Activists on Wednesday launched a campaign that would let Atlanta voters decide in a referendum if the city’s planned $90 million public safety training center should be built, the latest effort to stop what opponents call “Cop City.”

The announcement came a day after the Atlanta City Council voted 11-4 to approve $67 million in public money for the facility, despite hundreds of people pleading with members over 15 hours to vote against funding the project.

Organizers would need to gather more than 70,000 voter signatures over 60 days once the city clerk approves the petition filed Wednesday for the referendum. The referendum would ask voters to decide if they want to repeal the ordinance approved by the council in 2021 authorizing a lease agreement with the Atlanta Police Foundation to build the public safety training center.

“People need to have a voice on whether or not there is a Cop City,” said Kamau Franklin, founder of Community Movement Builders, at a Wednesday press conference for the “Vote to Stop Cop City” campaign.

“The City Council has failed over and over again to listen to the masses of people in Atlanta,” he said. “We will do all that is possible to make sure that the people of Atlanta come out and vote to shut down Cop City.”

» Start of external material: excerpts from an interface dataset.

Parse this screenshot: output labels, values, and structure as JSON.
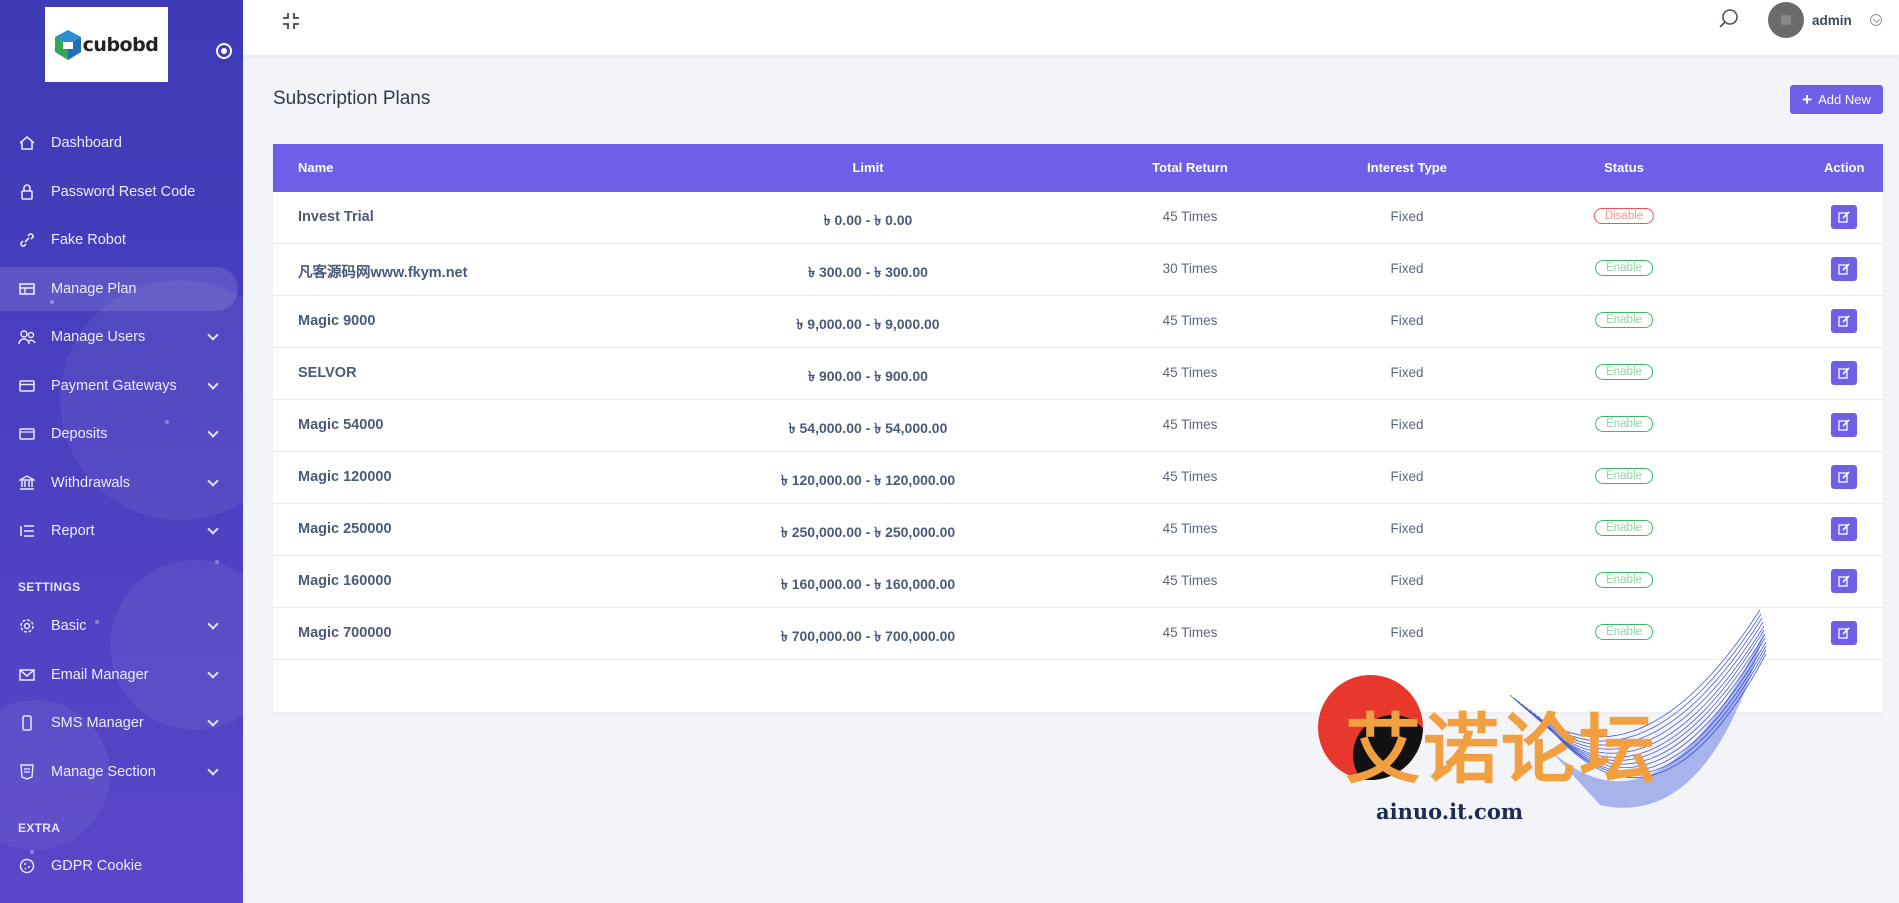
{
  "sidebar": {
    "logo_text": "cubobd",
    "items": [
      {
        "label": "Dashboard",
        "icon": "home-icon"
      },
      {
        "label": "Password Reset Code",
        "icon": "lock-icon"
      },
      {
        "label": "Fake Robot",
        "icon": "link-icon"
      },
      {
        "label": "Manage Plan",
        "icon": "plan-icon",
        "active": true
      },
      {
        "label": "Manage Users",
        "icon": "users-icon"
      },
      {
        "label": "Payment Gateways",
        "icon": "card-icon"
      },
      {
        "label": "Deposits",
        "icon": "wallet-icon"
      },
      {
        "label": "Withdrawals",
        "icon": "bank-icon"
      },
      {
        "label": "Report",
        "icon": "list-icon"
      }
    ],
    "settings_heading": "SETTINGS",
    "settings_items": [
      {
        "label": "Basic",
        "icon": "gear-icon"
      },
      {
        "label": "Email Manager",
        "icon": "mail-icon"
      },
      {
        "label": "SMS Manager",
        "icon": "mobile-icon"
      },
      {
        "label": "Manage Section",
        "icon": "html-icon"
      }
    ],
    "extra_heading": "EXTRA",
    "extra_items": [
      {
        "label": "GDPR Cookie",
        "icon": "cookie-icon"
      }
    ]
  },
  "topbar": {
    "user_name": "admin"
  },
  "main": {
    "title": "Subscription Plans",
    "add_label": "Add New",
    "columns": [
      "Name",
      "Limit",
      "Total Return",
      "Interest Type",
      "Status",
      "Action"
    ],
    "rows": [
      {
        "name": "Invest Trial",
        "limit": "৳ 0.00 - ৳ 0.00",
        "total_return": "45 Times",
        "interest_type": "Fixed",
        "status": "Disable"
      },
      {
        "name": "凡客源码网www.fkym.net",
        "limit": "৳ 300.00 - ৳ 300.00",
        "total_return": "30 Times",
        "interest_type": "Fixed",
        "status": "Enable"
      },
      {
        "name": "Magic 9000",
        "limit": "৳ 9,000.00 - ৳ 9,000.00",
        "total_return": "45 Times",
        "interest_type": "Fixed",
        "status": "Enable"
      },
      {
        "name": "SELVOR",
        "limit": "৳ 900.00 - ৳ 900.00",
        "total_return": "45 Times",
        "interest_type": "Fixed",
        "status": "Enable"
      },
      {
        "name": "Magic 54000",
        "limit": "৳ 54,000.00 - ৳ 54,000.00",
        "total_return": "45 Times",
        "interest_type": "Fixed",
        "status": "Enable"
      },
      {
        "name": "Magic 120000",
        "limit": "৳ 120,000.00 - ৳ 120,000.00",
        "total_return": "45 Times",
        "interest_type": "Fixed",
        "status": "Enable"
      },
      {
        "name": "Magic 250000",
        "limit": "৳ 250,000.00 - ৳ 250,000.00",
        "total_return": "45 Times",
        "interest_type": "Fixed",
        "status": "Enable"
      },
      {
        "name": "Magic 160000",
        "limit": "৳ 160,000.00 - ৳ 160,000.00",
        "total_return": "45 Times",
        "interest_type": "Fixed",
        "status": "Enable"
      },
      {
        "name": "Magic 700000",
        "limit": "৳ 700,000.00 - ৳ 700,000.00",
        "total_return": "45 Times",
        "interest_type": "Fixed",
        "status": "Enable"
      }
    ]
  },
  "watermark": {
    "title": "艾诺论坛",
    "subtitle": "ainuo.it.com"
  },
  "colors": {
    "accent": "#6f5ee6",
    "sidebar": "#4a3fc0",
    "enable": "#3fb868",
    "disable": "#e65757"
  }
}
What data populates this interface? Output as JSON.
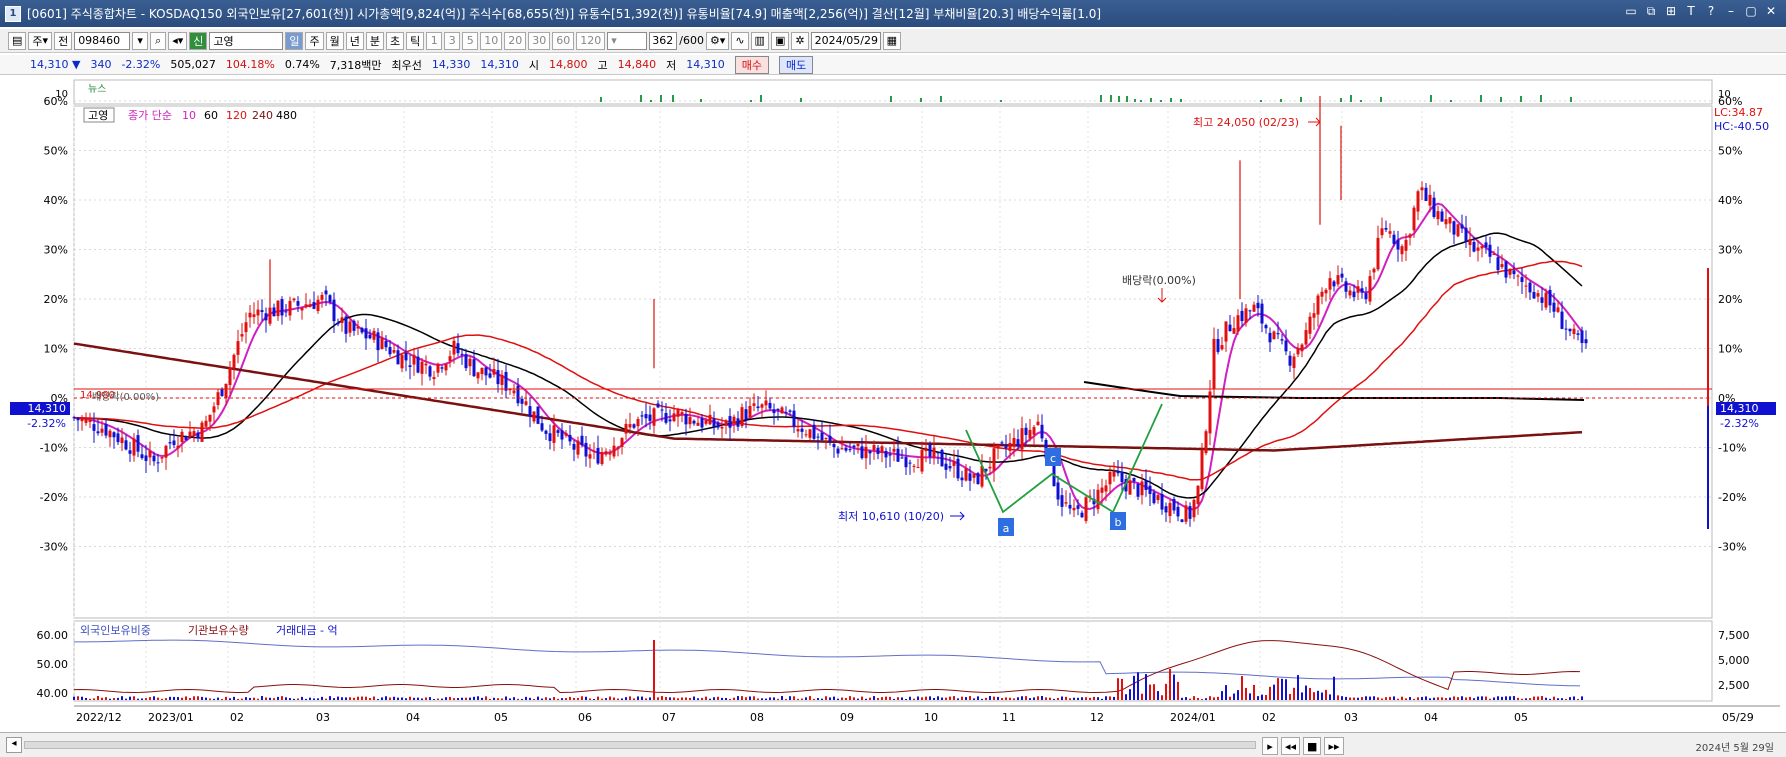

Opponents said a referendum requires the signatures of 15% of the city’s registered voters in the last election. Atlanta had close to 470,000 registered voters in the 2022 general election. About 97,000 people voted in the first round of the city’s 2021 mayoral race, according to the Associated Press.

Gary Spencer, senior counsel for the NAACP Legal Defense and Education Fund, said the coalition’s goal was to get 75,000 signatures to ensure there were more than enough to meet the requirements.

“We want the will of the people to be heard,” Spencer said. “We are not going to be intimidated by intransigent public officials … we are going to take our fight to the ballot box and we believe we will win.”

Dyana Bagby is a staff writer for Reporter Newspapers and Atlanta Intown.